"Rarely has a movie this expensive provided so many quotable lines." So wrote Roger Ebert in his review of Ghostbusters, the 1984 blockbuster that combined our paranormal fears and fascination with some of the sharpest comic minds of the day. Ghostbusters instantly resonated with audiences thanks to eye-popping special effects and crackling wit; to date, it remains the highest grossing horror comedy of all time. The film spawned an Emmy-nominated Saturday morning cartoon, a tent pole 1989 sequel, a contentious 2016 reboot, legions of merchandise, and one of the most dedicated fan bases in history. Ghostbusters also elevated its players to superstardom, something a few cast members found more daunting than the Stay Puft Marshmallow Man. Now, for the first time, the entire history of the slime-soaked franchise is told in A Convenient Parallel Dimension: How Ghostbusters Slimed Us Forever. The cohesion of talent during the mid-'70s comedy revolution, the seat-of-their-pants creation of the first Ghostbusters, the explosive success that seemed to mandate a franchise, the five year struggle to make Ghostbusters II, the 31 year struggle to make Ghostbusters III — it’s all here, with incredible attention to detail. Thoroughly researched and engaging, A Convenient Parallel Dimension smashes long-held myths and half truths about the dynamics behind this cultural juggernaut and presents the real story, down to the last drop of ectoplasm.

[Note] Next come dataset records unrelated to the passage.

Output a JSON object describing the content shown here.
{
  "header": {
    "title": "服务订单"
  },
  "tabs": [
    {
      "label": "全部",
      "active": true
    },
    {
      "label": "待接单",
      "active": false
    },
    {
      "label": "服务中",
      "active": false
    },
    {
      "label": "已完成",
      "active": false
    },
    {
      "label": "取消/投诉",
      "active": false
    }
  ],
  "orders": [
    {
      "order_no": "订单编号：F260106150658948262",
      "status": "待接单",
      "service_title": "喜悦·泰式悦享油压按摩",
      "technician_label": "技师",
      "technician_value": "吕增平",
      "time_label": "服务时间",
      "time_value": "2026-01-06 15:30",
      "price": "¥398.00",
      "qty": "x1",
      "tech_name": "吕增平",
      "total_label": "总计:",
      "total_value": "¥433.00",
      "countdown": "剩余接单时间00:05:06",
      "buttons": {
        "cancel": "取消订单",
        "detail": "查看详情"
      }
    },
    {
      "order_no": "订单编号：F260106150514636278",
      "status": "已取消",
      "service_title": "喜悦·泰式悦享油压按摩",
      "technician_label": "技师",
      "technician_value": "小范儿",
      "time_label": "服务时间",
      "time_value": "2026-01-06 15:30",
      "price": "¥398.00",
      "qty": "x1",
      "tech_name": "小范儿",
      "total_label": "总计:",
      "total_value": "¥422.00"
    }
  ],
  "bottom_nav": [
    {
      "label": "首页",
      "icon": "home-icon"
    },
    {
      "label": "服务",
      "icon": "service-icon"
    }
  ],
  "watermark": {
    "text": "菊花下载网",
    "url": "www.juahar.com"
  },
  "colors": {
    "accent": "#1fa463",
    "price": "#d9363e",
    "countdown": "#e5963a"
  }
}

James Greene, Jr. is an only child from the Nutmeg State who has written for such publications as Crawdaddy!, New York Press, Orlando Weekly, and Uncle John's Bathroom Reader. His first book, This Music Leaves Stains: The Complete Story of The Misfits, is no longer complete since the band's 2016 reunion concerts. Greene's second book, Brave Punk World: The International Rock Underground From Alerta Roja to Z-Off, is as long and involved as its title. James Greene, Jr. is allergic to animal dander and has never been to Wichita.